▶ [Activity] A faithful copy of the entries, without any pictures, is what is needed here.

▶ [Dataset excerpts]
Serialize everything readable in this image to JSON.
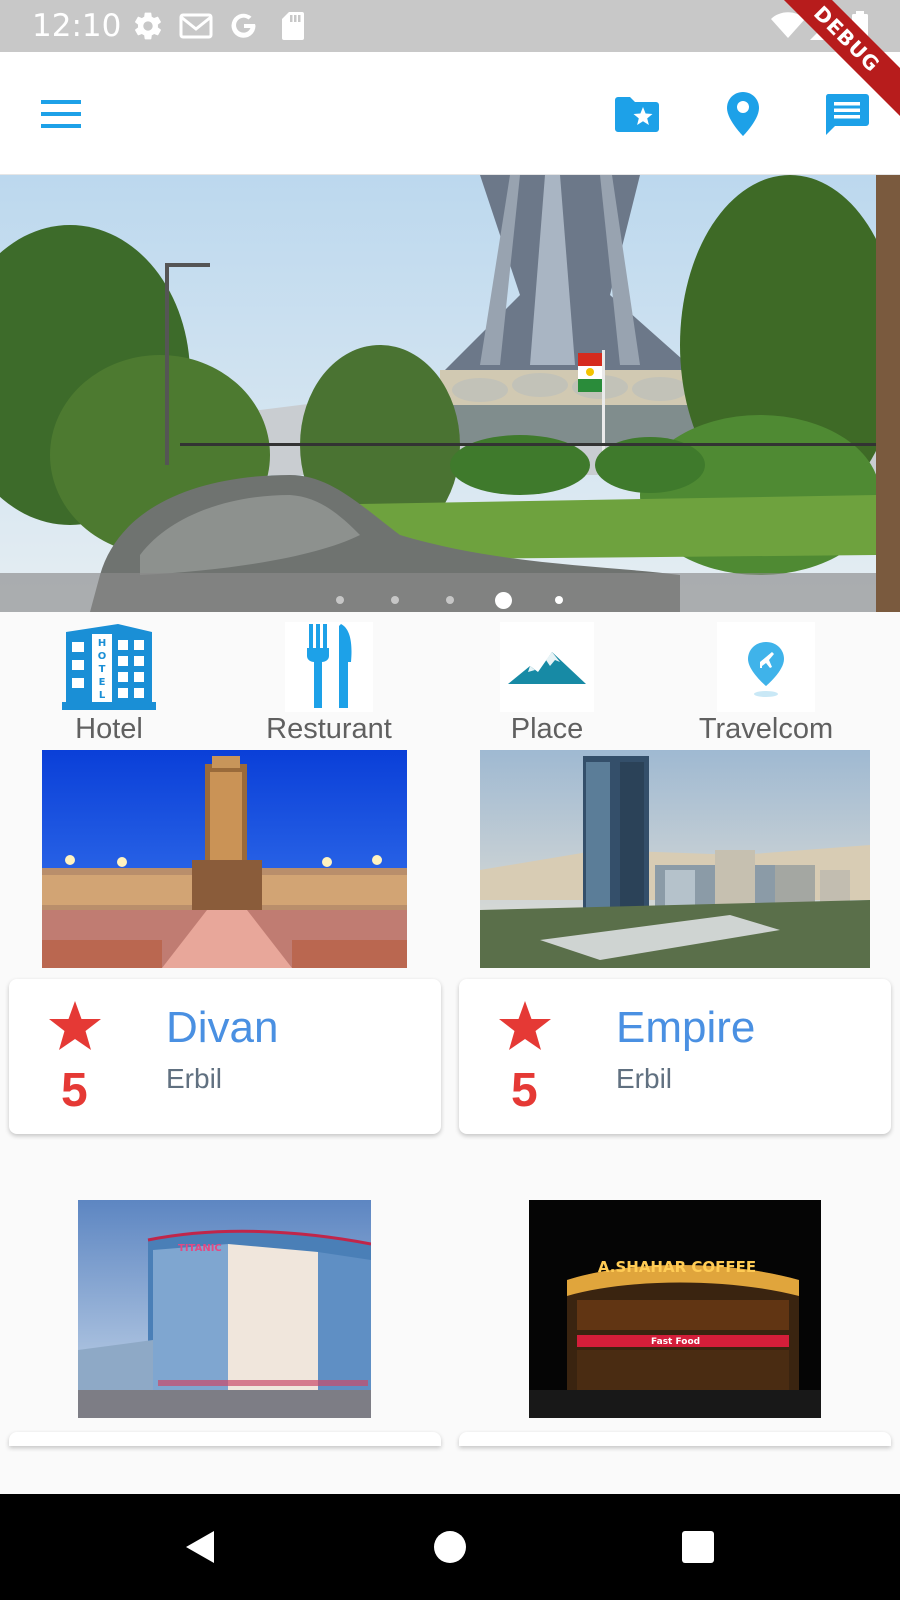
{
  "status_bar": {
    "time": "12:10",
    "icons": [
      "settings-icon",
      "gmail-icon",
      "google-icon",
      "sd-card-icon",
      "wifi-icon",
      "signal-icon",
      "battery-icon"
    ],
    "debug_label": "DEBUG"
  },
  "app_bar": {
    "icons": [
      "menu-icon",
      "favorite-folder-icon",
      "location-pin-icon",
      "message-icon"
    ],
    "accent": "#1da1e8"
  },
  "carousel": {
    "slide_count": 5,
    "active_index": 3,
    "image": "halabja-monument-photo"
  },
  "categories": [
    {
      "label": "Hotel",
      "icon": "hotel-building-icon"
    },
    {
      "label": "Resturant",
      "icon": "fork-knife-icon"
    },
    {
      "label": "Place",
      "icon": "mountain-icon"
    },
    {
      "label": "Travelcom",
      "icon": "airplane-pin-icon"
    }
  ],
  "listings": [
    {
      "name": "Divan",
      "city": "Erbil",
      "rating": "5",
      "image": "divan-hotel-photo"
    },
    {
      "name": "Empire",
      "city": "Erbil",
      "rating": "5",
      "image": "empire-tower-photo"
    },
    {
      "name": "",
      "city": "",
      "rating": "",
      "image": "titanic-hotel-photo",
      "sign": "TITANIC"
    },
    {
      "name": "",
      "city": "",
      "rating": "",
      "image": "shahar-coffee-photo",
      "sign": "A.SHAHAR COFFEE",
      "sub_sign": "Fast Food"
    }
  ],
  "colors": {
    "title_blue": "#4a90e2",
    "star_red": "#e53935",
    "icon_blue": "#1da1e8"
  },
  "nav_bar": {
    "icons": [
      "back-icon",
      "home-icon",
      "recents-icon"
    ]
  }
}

▶ [Reply]
Serialize everything readable in this image to JSON.
{
  "status_bar": {
    "time": "12:10",
    "icons": [
      "settings-icon",
      "gmail-icon",
      "google-icon",
      "sd-card-icon",
      "wifi-icon",
      "signal-icon",
      "battery-icon"
    ],
    "debug_label": "DEBUG"
  },
  "app_bar": {
    "icons": [
      "menu-icon",
      "favorite-folder-icon",
      "location-pin-icon",
      "message-icon"
    ],
    "accent": "#1da1e8"
  },
  "carousel": {
    "slide_count": 5,
    "active_index": 3,
    "image": "halabja-monument-photo"
  },
  "categories": [
    {
      "label": "Hotel",
      "icon": "hotel-building-icon"
    },
    {
      "label": "Resturant",
      "icon": "fork-knife-icon"
    },
    {
      "label": "Place",
      "icon": "mountain-icon"
    },
    {
      "label": "Travelcom",
      "icon": "airplane-pin-icon"
    }
  ],
  "listings": [
    {
      "name": "Divan",
      "city": "Erbil",
      "rating": "5",
      "image": "divan-hotel-photo"
    },
    {
      "name": "Empire",
      "city": "Erbil",
      "rating": "5",
      "image": "empire-tower-photo"
    },
    {
      "name": "",
      "city": "",
      "rating": "",
      "image": "titanic-hotel-photo",
      "sign": "TITANIC"
    },
    {
      "name": "",
      "city": "",
      "rating": "",
      "image": "shahar-coffee-photo",
      "sign": "A.SHAHAR COFFEE",
      "sub_sign": "Fast Food"
    }
  ],
  "colors": {
    "title_blue": "#4a90e2",
    "star_red": "#e53935",
    "icon_blue": "#1da1e8"
  },
  "nav_bar": {
    "icons": [
      "back-icon",
      "home-icon",
      "recents-icon"
    ]
  }
}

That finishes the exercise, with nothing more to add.